Ken Kesey presents his masterpiece, One Flew Over The Cuckoo’s Nest, with popular culture symbolism of the 1960s. This strategy helps paint a vivid picture in the reader’s mind. Music and cartoons of the times are often referred to in the novel. These help to exaggerate the characters and the state of the mental institution.
Popular culture supplies the music which is used as a recurring theme in the novel. McMurphy dislikes the tape playing in the day room because it represents how the ward is run routinely and without change. McMurphy also uses music to obtain good relations with the patients. On his first morning in the hospital, McMurphy is heard singing several verses of “The Wagoner’s Lad”: “Hard livin’s my pleasure, my money’s my o-o-own, an’ them that don’t like me, they can leave me alone” (Kesey 93 ). In this scene, he sings to express his good spirits (Twayne). Later, in the hall, as one of the aides goes to talk to the angry Big Nurse, McMurphy whistles, with an illusion to the Globetrotters, “Sweet Georgia Brown” as ” an amusing accompaniment to the aide’s evasive shuffle” (Sherwood 399). After shocking Nurse Ratched with his whale shorts, he accompanies her retreat to the Nurses’ Station with the song “The Roving Gambler” to establish his style, define his character, and show his indifference to policy: “She took me to her parlor, and coooo-ooled me with her fan’- I can hear the whack as he slaps his bare belly – whispered low in her mamma’s ear, I lu-uhvve that gamblin’ man” (Kesey 97).
The cartoon symbolism demonstrated in One Flew Over The Cuckoo’s Nest helps create dynamic features and traits in each character. Bromden indicates early that the ward is “Like a cartoon world, where the figures are flat and outlined in black, jerking through some kind of goofy story that might be real funny if it weren’t for the cartoon figures being real guys…”( 31). Technicians in the hospital speak with voices that “are forced and too quick on the comeback to be real talk – more like cartoon comedy speech” (33). Kesey chooses to describe some of his characters as symbolic caricatures, and others as stock figures who outgrow their black outlines (Twayne). The Big Nurse remains a cartoon villain, funny in her excessive frustration and hateful in her manipulations towards the patients.
The Individual and The System in Kesey’s One Flew Over the Cuckoo’s Nest
The Individual and The System One Flew Over The Cuckoo’s Nest
Many social issues and problems are explored in Ken Kesey’s novel One Flew Over The Cuckoo’s Nest.
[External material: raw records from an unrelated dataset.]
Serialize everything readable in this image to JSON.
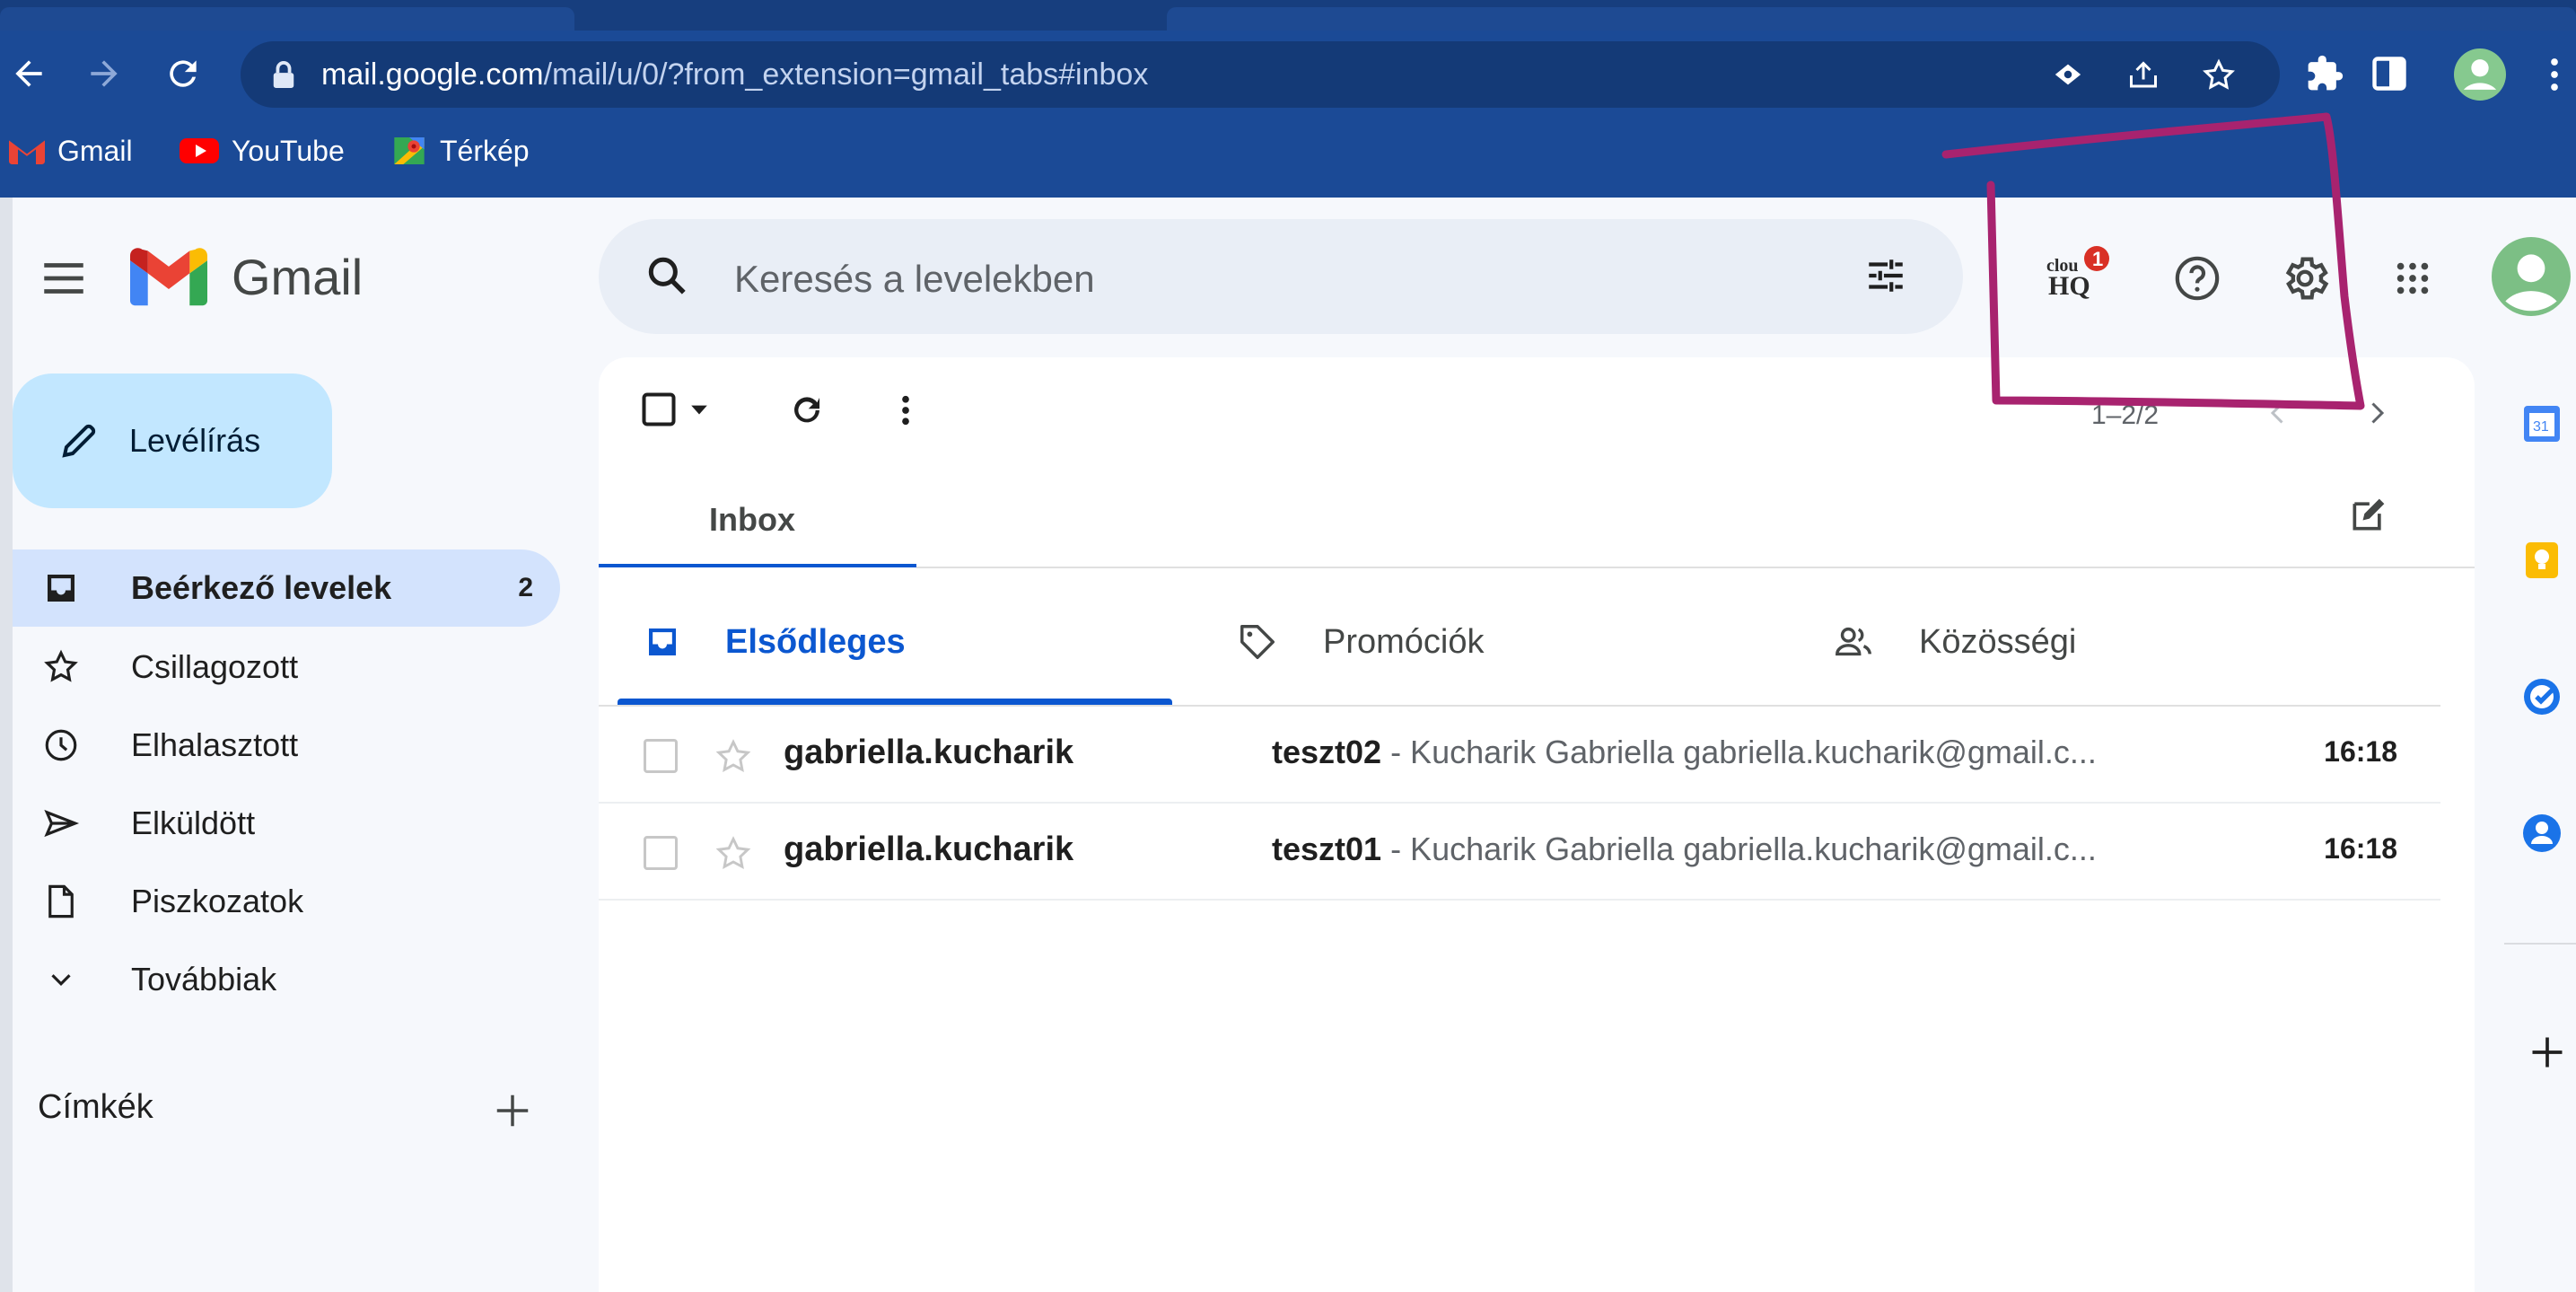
{
  "browser": {
    "url_host": "mail.google.com",
    "url_path": "/mail/u/0/?from_extension=gmail_tabs#inbox",
    "bookmarks": [
      {
        "label": "Gmail",
        "icon": "gmail-icon"
      },
      {
        "label": "YouTube",
        "icon": "youtube-icon"
      },
      {
        "label": "Térkép",
        "icon": "maps-icon"
      }
    ]
  },
  "gmail": {
    "logo_text": "Gmail",
    "search_placeholder": "Keresés a levelekben",
    "header_icons": [
      "cloudhq-icon",
      "help-icon",
      "settings-icon",
      "apps-grid-icon",
      "avatar"
    ],
    "cloudhq": {
      "text_top": "clou",
      "text_bottom": "HQ",
      "badge": "1"
    },
    "compose_label": "Levélírás",
    "nav": [
      {
        "label": "Beérkező levelek",
        "count": "2",
        "icon": "inbox-icon",
        "active": true
      },
      {
        "label": "Csillagozott",
        "count": "",
        "icon": "star-icon"
      },
      {
        "label": "Elhalasztott",
        "count": "",
        "icon": "clock-icon"
      },
      {
        "label": "Elküldött",
        "count": "",
        "icon": "send-icon"
      },
      {
        "label": "Piszkozatok",
        "count": "",
        "icon": "draft-icon"
      },
      {
        "label": "Továbbiak",
        "count": "",
        "icon": "chevron-down-icon"
      }
    ],
    "labels_title": "Címkék",
    "pager": "1–2/2",
    "inbox_tab": "Inbox",
    "categories": [
      {
        "label": "Elsődleges",
        "icon": "inbox-icon",
        "active": true
      },
      {
        "label": "Promóciók",
        "icon": "tag-icon"
      },
      {
        "label": "Közösségi",
        "icon": "people-icon"
      }
    ],
    "emails": [
      {
        "sender": "gabriella.kucharik",
        "subject": "teszt02",
        "snippet": " - Kucharik Gabriella gabriella.kucharik@gmail.c...",
        "time": "16:18"
      },
      {
        "sender": "gabriella.kucharik",
        "subject": "teszt01",
        "snippet": " - Kucharik Gabriella gabriella.kucharik@gmail.c...",
        "time": "16:18"
      }
    ]
  },
  "colors": {
    "chrome_blue": "#1b4a96",
    "gmail_blue": "#0b57d0",
    "compose_bg": "#c2e7ff",
    "annotation": "#a8236f"
  }
}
Perhaps the most obvious complaint against society is the treatment of the individual. This problem of the individual versus the system is a very controversial topic that has provoked great questioning of the government and the methods used to treat people who are unable to conform to the government’s standards.
McMurphy is an individual who is challenging and rebelling against the system’s rules and practices. He eventually teaches this practice of rebellion to the other patients who begin to realize that their lives are being controlled unfairly by the mental institution. When McMurphy first arrives at the institution, all of the other patients are afraid to express their thoughts to the Big Nurse. They are afraid to exercise their thoughts freely, and they believe that the Big Nurse will punish them if they question her authority. One patient, Harding, says, “All of us in here are rabbits of varying ages and degrees…We need a good strong wolf like the nurse to teach us our place” (Kesey 62).
This novel has a very strong theme of government rejecting those who are considered nonconformists in modern society. The government then places these nonconformists in mental institutions so it will not have to deal with them. This is society’s way of ditching those with nonconformist attitudes so they will disappear from the world and be forgotten. According to one critic, oppressive, conformist, regulatory, civilization is the suppressor of individual freedom (Barsness 433). “He (McMurphy) hadn’t let what he looked like run his life one way or the other,anymore than he’d let the Combine (the characters’ metaphor for the government) mill him into fitting where they wanted him to fit…He’s not gonna let them twist him and manufacture him” (Kesey 153).
McMurphy is symbolized as the typical individual, while Big Nurse Ratched is symbolized as a member of the system, or the Combine. Bromden narrates, “McMurphy doesn’t know it, but he’s onto what I realized a long time back, that it’s not just the Big Nurse by herself, but it’s the whole Combine, the nation-wide Combine that’s the really big force, and the nurse is just a high-ranking official for them” (181).